**Task item:** If a line of the records contains the string "departamento", copy it out.

**Data for processing:**
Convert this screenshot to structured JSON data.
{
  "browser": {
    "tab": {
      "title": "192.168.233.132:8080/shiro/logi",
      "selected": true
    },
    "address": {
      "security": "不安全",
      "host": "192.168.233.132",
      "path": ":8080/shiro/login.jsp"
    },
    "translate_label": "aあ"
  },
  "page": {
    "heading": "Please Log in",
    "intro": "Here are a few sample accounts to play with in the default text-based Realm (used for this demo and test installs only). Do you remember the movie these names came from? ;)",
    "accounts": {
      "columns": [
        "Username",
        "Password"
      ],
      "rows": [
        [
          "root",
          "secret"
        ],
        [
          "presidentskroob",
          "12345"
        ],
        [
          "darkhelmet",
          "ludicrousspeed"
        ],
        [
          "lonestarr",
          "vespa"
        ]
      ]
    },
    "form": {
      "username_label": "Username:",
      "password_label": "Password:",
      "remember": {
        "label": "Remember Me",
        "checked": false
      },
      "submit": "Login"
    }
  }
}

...

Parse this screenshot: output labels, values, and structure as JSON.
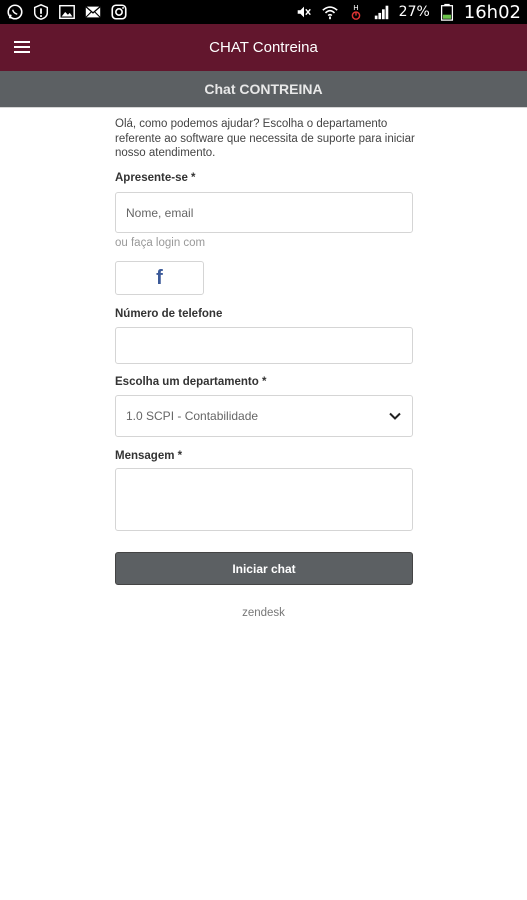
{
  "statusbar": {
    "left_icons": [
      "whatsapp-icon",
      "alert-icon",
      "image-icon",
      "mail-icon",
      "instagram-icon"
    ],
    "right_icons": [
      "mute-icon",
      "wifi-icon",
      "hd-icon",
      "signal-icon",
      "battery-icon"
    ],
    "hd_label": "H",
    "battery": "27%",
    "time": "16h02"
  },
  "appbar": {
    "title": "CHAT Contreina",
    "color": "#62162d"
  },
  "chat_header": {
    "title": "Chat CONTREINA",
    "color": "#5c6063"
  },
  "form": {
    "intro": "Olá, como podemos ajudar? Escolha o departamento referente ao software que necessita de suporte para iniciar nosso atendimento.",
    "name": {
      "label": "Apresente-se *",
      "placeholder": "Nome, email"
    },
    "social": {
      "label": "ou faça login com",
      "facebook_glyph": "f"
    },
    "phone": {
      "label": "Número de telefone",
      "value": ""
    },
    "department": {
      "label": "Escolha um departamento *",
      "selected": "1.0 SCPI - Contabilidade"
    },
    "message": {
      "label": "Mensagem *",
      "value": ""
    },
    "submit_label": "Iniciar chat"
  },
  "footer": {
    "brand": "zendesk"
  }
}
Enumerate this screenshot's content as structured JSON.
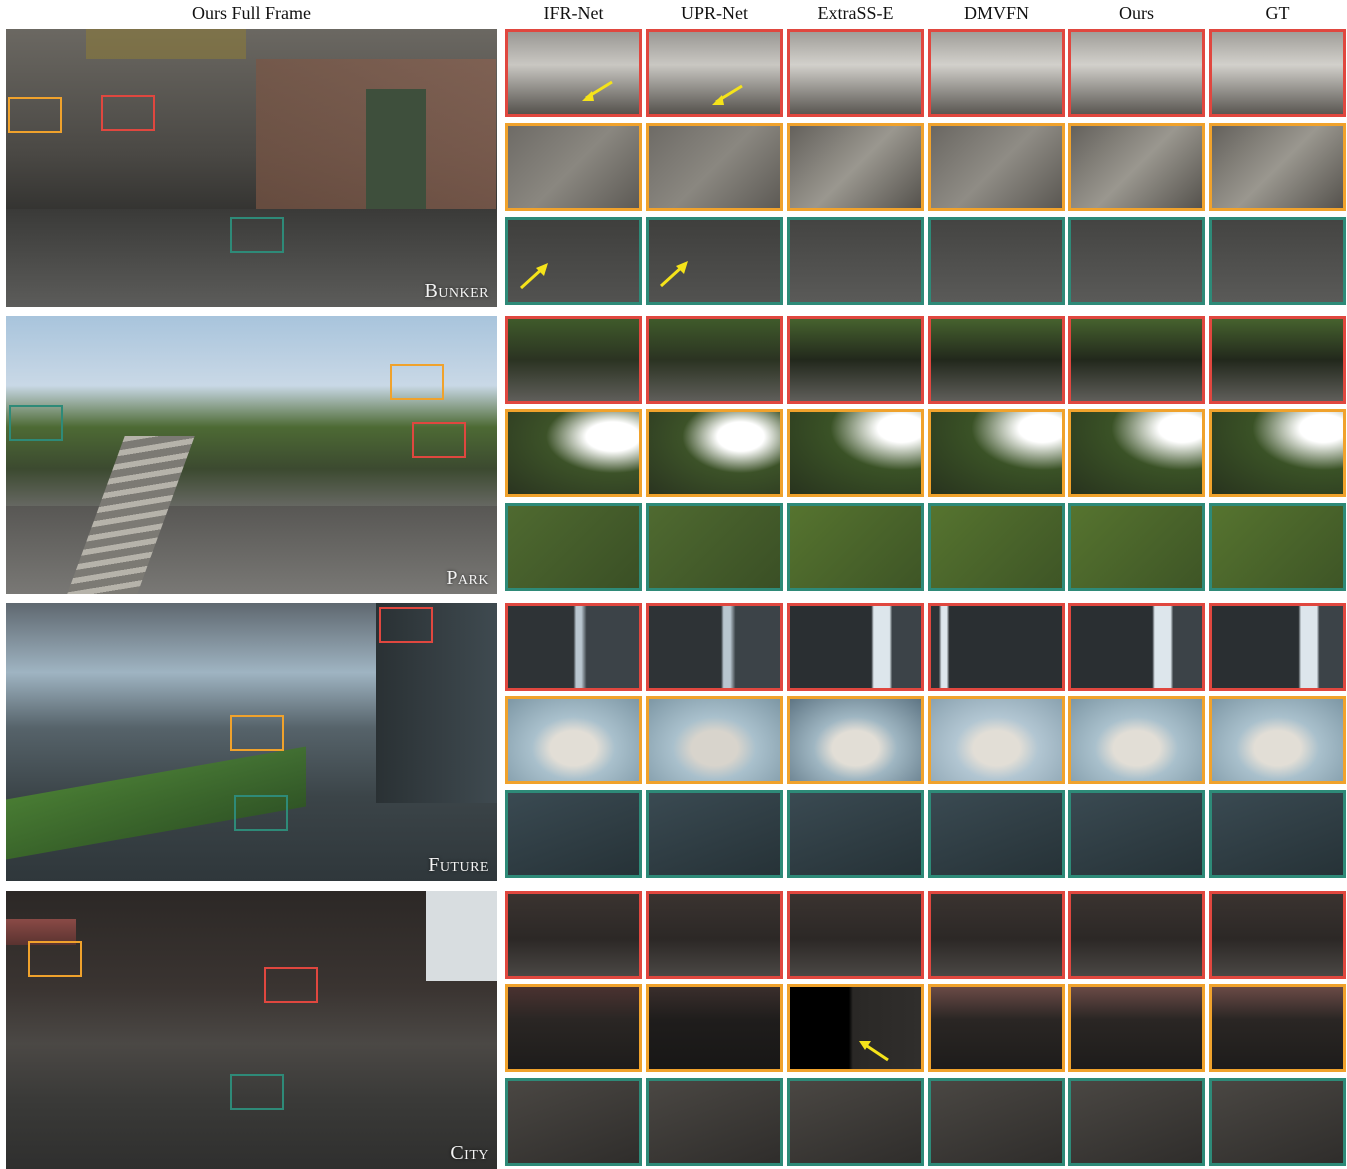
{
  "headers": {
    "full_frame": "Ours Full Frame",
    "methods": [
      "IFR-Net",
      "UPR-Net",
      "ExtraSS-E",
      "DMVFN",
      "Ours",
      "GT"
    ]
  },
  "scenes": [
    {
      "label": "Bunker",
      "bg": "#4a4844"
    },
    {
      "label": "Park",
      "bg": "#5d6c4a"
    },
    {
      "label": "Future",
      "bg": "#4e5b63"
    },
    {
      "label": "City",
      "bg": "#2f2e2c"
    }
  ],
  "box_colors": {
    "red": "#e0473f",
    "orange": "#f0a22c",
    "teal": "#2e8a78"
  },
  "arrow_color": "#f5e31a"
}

**Written answer:**
    "intro": "Olá, como podemos ajudar? Escolha o departamento referente ao software que necessita de suporte para iniciar nosso atendimento.",
      "label": "Escolha um departamento *",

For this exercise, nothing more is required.